* _TASK REQUIREMENTS_:
Extract, from the records beneath this instruction, each line that contains the word "icon".

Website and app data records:
★ ★ ★
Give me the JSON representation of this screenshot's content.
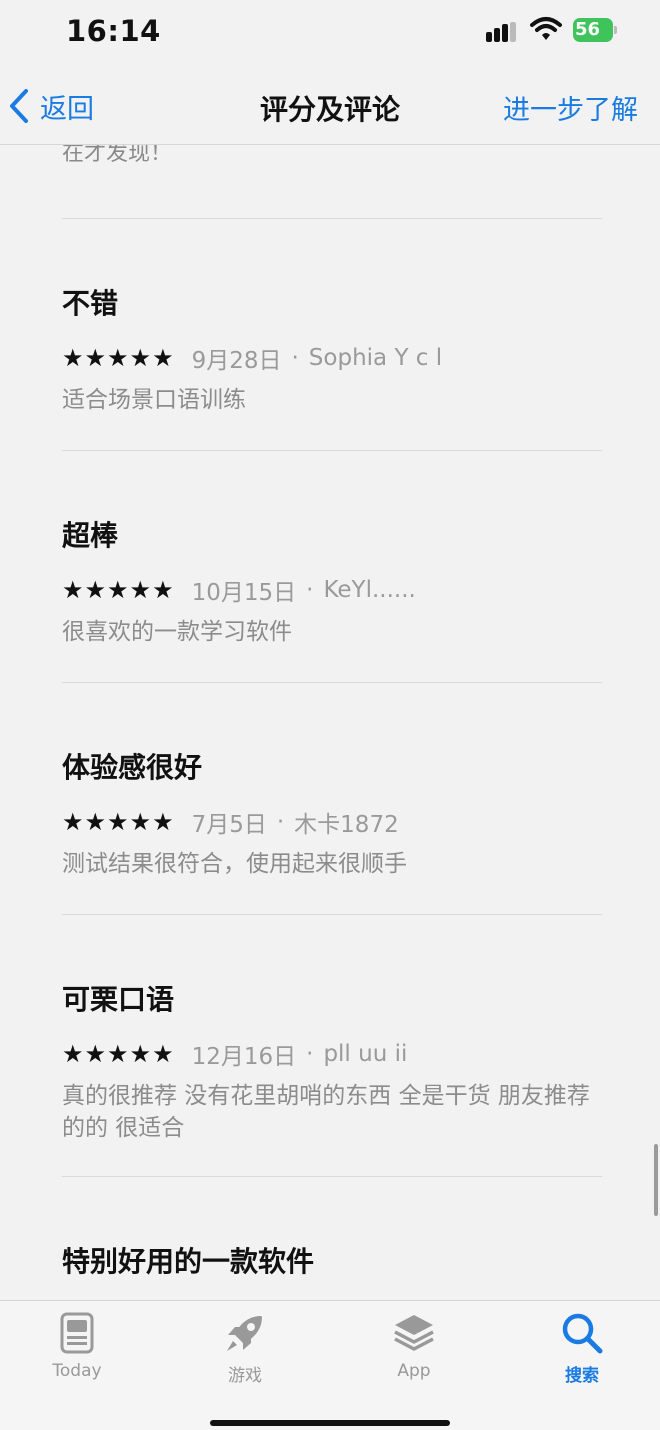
{
  "status_bar": {
    "time": "16:14",
    "battery_level": "56"
  },
  "nav": {
    "back_label": "返回",
    "title": "评分及评论",
    "learn_more": "进一步了解"
  },
  "partial_review": {
    "body_line2": "在才发现！"
  },
  "reviews": [
    {
      "title": "不错",
      "stars": 5,
      "date": "9月28日",
      "sep": "·",
      "author": "Sophia Y c l",
      "body": "适合场景口语训练"
    },
    {
      "title": "超棒",
      "stars": 5,
      "date": "10月15日",
      "sep": "·",
      "author": "KeYl......",
      "body": "很喜欢的一款学习软件"
    },
    {
      "title": "体验感很好",
      "stars": 5,
      "date": "7月5日",
      "sep": "·",
      "author": "木卡1872",
      "body": "测试结果很符合，使用起来很顺手"
    },
    {
      "title": "可栗口语",
      "stars": 5,
      "date": "12月16日",
      "sep": "·",
      "author": "pll uu ii",
      "body": "真的很推荐 没有花里胡哨的东西 全是干货 朋友推荐的的 很适合"
    },
    {
      "title": "特别好用的一款软件"
    }
  ],
  "tabs": [
    {
      "label": "Today",
      "icon": "today-icon",
      "active": false
    },
    {
      "label": "游戏",
      "icon": "rocket-icon",
      "active": false
    },
    {
      "label": "App",
      "icon": "layers-icon",
      "active": false
    },
    {
      "label": "搜索",
      "icon": "search-icon",
      "active": true
    }
  ],
  "colors": {
    "accent": "#1a7be3",
    "battery": "#3fc35b",
    "background": "#f2f2f2"
  }
}
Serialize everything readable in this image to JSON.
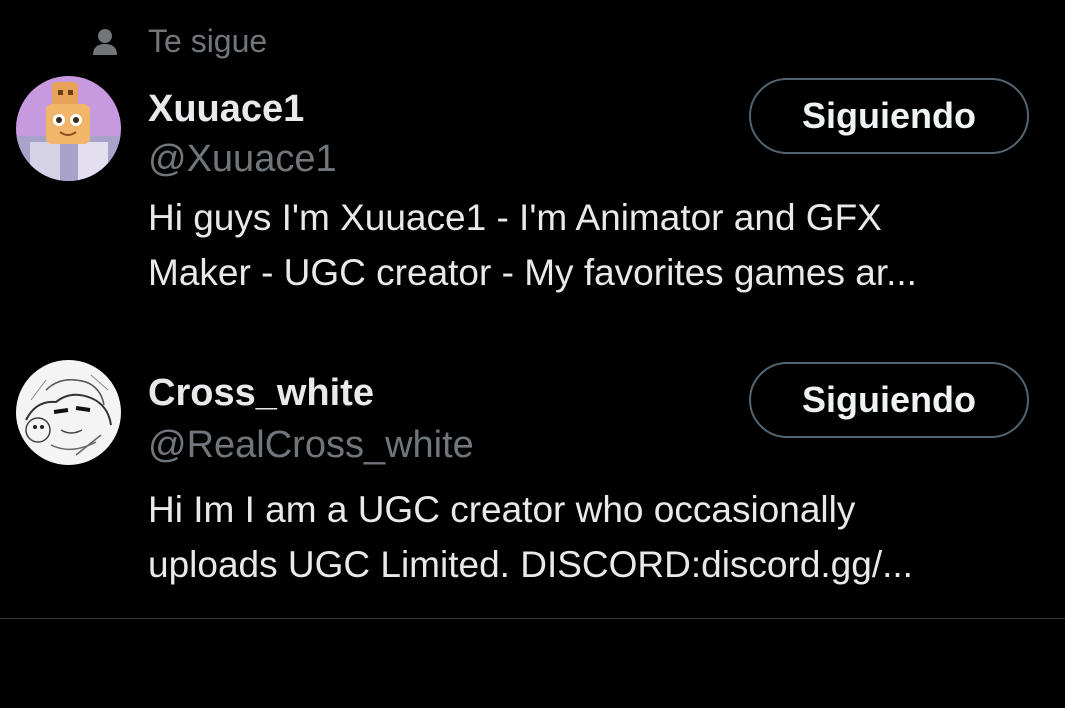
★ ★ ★
* _OUTPUT OF THE EXERCISE_:
      "icon": "today-icon",
      "icon": "rocket-icon",
      "icon": "layers-icon",
      "icon": "search-icon",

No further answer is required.